Because of the additional DFG kits that I believe we will be needing I have hired Odelia to work Monday through Friday and we are making kits like crazy. Quality control is my very first priority during this part and she is doing very well with that, I check every day to keep things on track! The Kits are also quite a huge blessing to women that give birth at our Hospital, as we give them a Post-Partum kit and talk to them about charting their cycle and such before they go home. A big thank you to all the women who made kits that we brought back to Nigeria with us, they are soooo appreciated. Thank you!
We spent a week in Abuja getting supplies and emptying out the apartment. We are not in Abuja enough to justify this, and our plan is to only go once or twice a year now. We got to have American Thanksgiving with our friends, the Holmes, who are missionaries in Abuja, and it was an awesome time to spend with some dear people we don’t get to see that often.
We then were in Jalingo for me to speak at the University and to renew our Driver’s Licenses and get some additional supplies that we needed for World AIDS Day, which was December 1. In case you are wondering, we do not like being in Abuja or Jalingo as our Minnesota bodies melt in the heat!
World Aids Day was on Friday and IT WAS AWESOME! We had many distinguished visitors and marched through town and to our new hall. We talked about how HIV and some of the secondary infections are greatly affecting us here in Nigeria and we also graduated our first group of students from the Entrepreneurship Program. We had Jollof Rice, Malta, and banana bread from our awesome restaurant and celebrated! There was a lot of singing and dancing and love spread around on Friday!
All of this is in addition to the building projects moving forward, patients in the hospital and clinic, and ministry continuing forward.

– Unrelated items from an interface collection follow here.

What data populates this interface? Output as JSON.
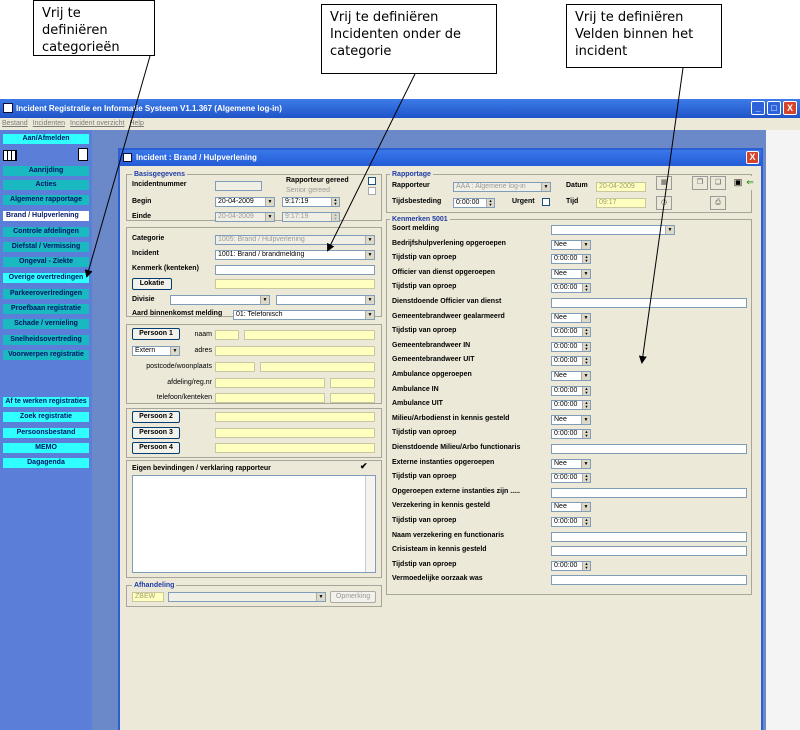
{
  "callouts": [
    {
      "lines": [
        "Vrij te definiëren",
        "categorieën"
      ]
    },
    {
      "lines": [
        "Vrij te definiëren",
        "Incidenten onder de",
        "categorie"
      ]
    },
    {
      "lines": [
        "Vrij te definiëren",
        "Velden binnen het",
        "incident"
      ]
    }
  ],
  "main_window": {
    "title": "Incident Registratie en Informatie Systeem V1.1.367  (Algemene log-in)",
    "menu": [
      "Bestand",
      "Incidenten",
      "Incident overzicht",
      "Help"
    ],
    "buttons": {
      "minimize": "_",
      "maximize": "□",
      "close": "X"
    }
  },
  "sidebar": {
    "login": "Aan/Afmelden",
    "categories": [
      "Aanrijding",
      "Acties",
      "Algemene rapportage",
      "Brand / Hulpverlening",
      "Controle afdelingen",
      "Diefstal / Vermissing",
      "Ongeval - Ziekte",
      "Overige overtredingen",
      "Parkeeroverlredingen",
      "Proefbaan registratie",
      "Schade / vernieling",
      "Snelheidsovertreding",
      "Voorwerpen registratie"
    ],
    "actions": [
      "Af te werken registraties",
      "Zoek registratie",
      "Persoonsbestand",
      "MEMO",
      "Dagagenda"
    ]
  },
  "dialog": {
    "title": "Incident : Brand / Hulpverlening",
    "close": "X",
    "basisgegevens": {
      "section": "Basisgegevens",
      "incidentnummer_label": "Incidentnummer",
      "rapporteur_gereed": "Rapporteur gereed",
      "senior_gereed": "Senior gereed",
      "begin_label": "Begin",
      "begin_date": "20-04-2009",
      "begin_time": "9:17:19",
      "einde_label": "Einde",
      "einde_date": "20-04-2009",
      "einde_time": "9:17:19"
    },
    "incident_info": {
      "categorie_label": "Categorie",
      "categorie_value": "1005: Brand / Hulpverlening",
      "incident_label": "Incident",
      "incident_value": "1001: Brand / brandmelding",
      "kenmerk_label": "Kenmerk (kenteken)",
      "lokatie_button": "Lokatie",
      "divisie_label": "Divisie",
      "aard_label": "Aard binnenkomst melding",
      "aard_value": "01: Telefonisch"
    },
    "persons": {
      "persoon1": "Persoon 1",
      "naam_label": "naam",
      "type_value": "Extern",
      "adres_label": "adres",
      "postcode_label": "postcode/woonplaats",
      "afdeling_label": "afdeling/reg.nr",
      "telefoon_label": "telefoon/kenteken",
      "persoon2": "Persoon 2",
      "persoon3": "Persoon 3",
      "persoon4": "Persoon 4"
    },
    "bevindingen_label": "Eigen bevindingen / verklaring rapporteur",
    "afhandeling": {
      "section": "Afhandeling",
      "code": "ZBEW",
      "opmerking_button": "Opmerking"
    },
    "rapportage": {
      "section": "Rapportage",
      "rapporteur_label": "Rapporteur",
      "rapporteur_value": "AAA : Algemene log-in",
      "datum_label": "Datum",
      "datum_value": "20-04-2009",
      "tijdsbesteding_label": "Tijdsbesteding",
      "tijdsbesteding_value": "0:00:00",
      "urgent_label": "Urgent",
      "tijd_label": "Tijd",
      "tijd_value": "09:17"
    },
    "kenmerken": {
      "section": "Kenmerken 5001",
      "fields": [
        {
          "label": "Soort melding",
          "type": "select-wide",
          "value": ""
        },
        {
          "label": "Bedrijfshulpverlening opgeroepen",
          "type": "select",
          "value": "Nee"
        },
        {
          "label": "Tijdstip van oproep",
          "type": "time",
          "value": "0:00:00"
        },
        {
          "label": "Officier van dienst opgeroepen",
          "type": "select",
          "value": "Nee"
        },
        {
          "label": "Tijdstip van oproep",
          "type": "time",
          "value": "0:00:00"
        },
        {
          "label": "Dienstdoende Officier van dienst",
          "type": "text",
          "value": ""
        },
        {
          "label": "Gemeentebrandweer gealarmeerd",
          "type": "select",
          "value": "Nee"
        },
        {
          "label": "Tijdstip van oproep",
          "type": "time",
          "value": "0:00:00"
        },
        {
          "label": "Gemeentebrandweer IN",
          "type": "time",
          "value": "0:00:00"
        },
        {
          "label": "Gemeentebrandweer UIT",
          "type": "time",
          "value": "0:00:00"
        },
        {
          "label": "Ambulance opgeroepen",
          "type": "select",
          "value": "Nee"
        },
        {
          "label": "Ambulance IN",
          "type": "time",
          "value": "0:00:00"
        },
        {
          "label": "Ambulance UIT",
          "type": "time",
          "value": "0:00:00"
        },
        {
          "label": "Milieu/Arbodienst in kennis gesteld",
          "type": "select",
          "value": "Nee"
        },
        {
          "label": "Tijdstip van oproep",
          "type": "time",
          "value": "0:00:00"
        },
        {
          "label": "Dienstdoende Milieu/Arbo functionaris",
          "type": "text",
          "value": ""
        },
        {
          "label": "Externe instanties opgeroepen",
          "type": "select",
          "value": "Nee"
        },
        {
          "label": "Tijdstip van oproep",
          "type": "time",
          "value": "0:00:00"
        },
        {
          "label": "Opgeroepen externe instanties zijn .....",
          "type": "text",
          "value": ""
        },
        {
          "label": "Verzekering in kennis gesteld",
          "type": "select",
          "value": "Nee"
        },
        {
          "label": "Tijdstip van oproep",
          "type": "time",
          "value": "0:00:00"
        },
        {
          "label": "Naam verzekering en functionaris",
          "type": "text",
          "value": ""
        },
        {
          "label": "Crisisteam in kennis gesteld",
          "type": "text",
          "value": ""
        },
        {
          "label": "Tijdstip van oproep",
          "type": "time",
          "value": "0:00:00"
        },
        {
          "label": "Vermoedelijke oorzaak was",
          "type": "text",
          "value": ""
        }
      ]
    }
  }
}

I do have a point in today’s blog and this is it:
Dan and I have both felt spiritual oppression during these past couple of months. I believe that this is because much is moving forward here and we are impacting the community daily in many ways here. Please pray. Each morning Dan and I pray that God will show us what to say and do for that day and that we are discerning enough to do it. We have many expenses because of buildings. Prices here have at least tripled in this past year. We need wisdom on what is God’s priority first. Not our own. Thank you, friends, God is good and we are thankful!